Congresswoman Stephanie Bice (R-OK) introduced the Bureau of Land Management (BLM) Mineral Spacing Act this week, a measure she says would cut red tape created by “stifling regulations from the Biden administration.”
The bill would streamline and improve the permitting process for energy development, remove duplicative regulations, and better respect the rights of private mineral holders. A companion bill was reintroduced in the Senate by Senator John Hoeven (R-N.D.).
“I’m committed to cutting bureaucratic red tape, especially for our hardworking energy producers who have dealt with stifling regulations from the Biden Administration,” said Congresswoman Bice. “Our legislation will allow the BLM to better utilize its resources and give power back to mineral owners. We must take steps to return to what America does best, which is producing affordable, reliable, and sustainable energy. I am thankful for the support of Senator Hoeven on this important issue.”
“The Biden administration continues to block federal oil and gas permitting and leasing, costing American’s good-paying jobs while increasing prices at the pump,” said Senator Hoeven. “Our legislation provides needed regulatory relief by cutting back on the duplicative and costly BLM permitting process, removing the need for a federal permit when the federal government has no surface rights and only a minority share in the subsurface minerals.

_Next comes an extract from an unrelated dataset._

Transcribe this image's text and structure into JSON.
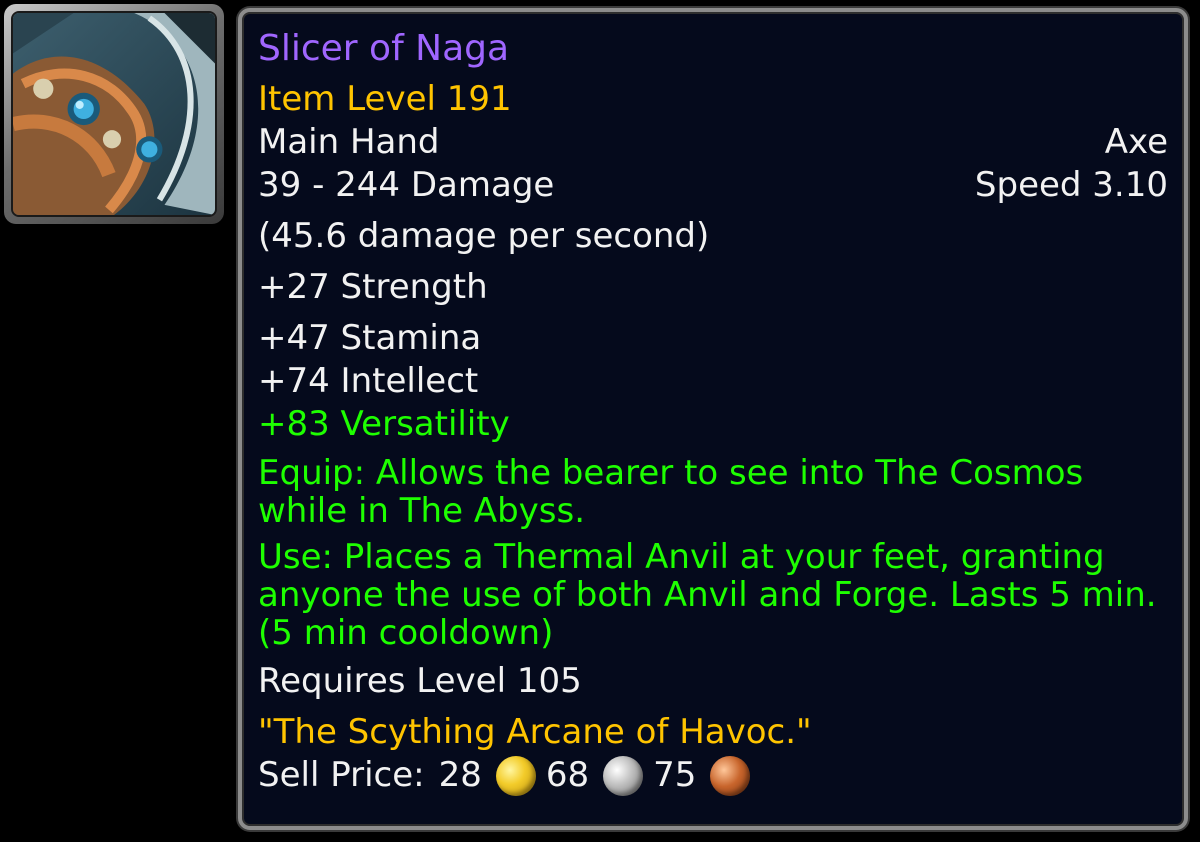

Doing so is a commonsense reform that will better respect private property rights, while strengthening U.S. domestic energy production.”
Specifically, the BLM Mineral Spacing Act:
- Removes the BLM permitting requirement in instances when:
- Less than half of the subsurface minerals within a drilling spacing unit are owned by the federal government; and
- The federal government does not own or lease any surface rights within the impacted area.
- Allows the federal government to receive royalties from energy production within the particular drilling or spacing unit.
- Subjects energy producers to all state laws, regulations and guidance governing energy activity in each relevant jurisdiction.
In 2022, the Biden Administration significantly reduced access to federal oil and gas reserves, only allowing 20 percent of available acreage for oil and gas leasing, while also raising production fees on the lands by 50 percent.
Source: Bice press release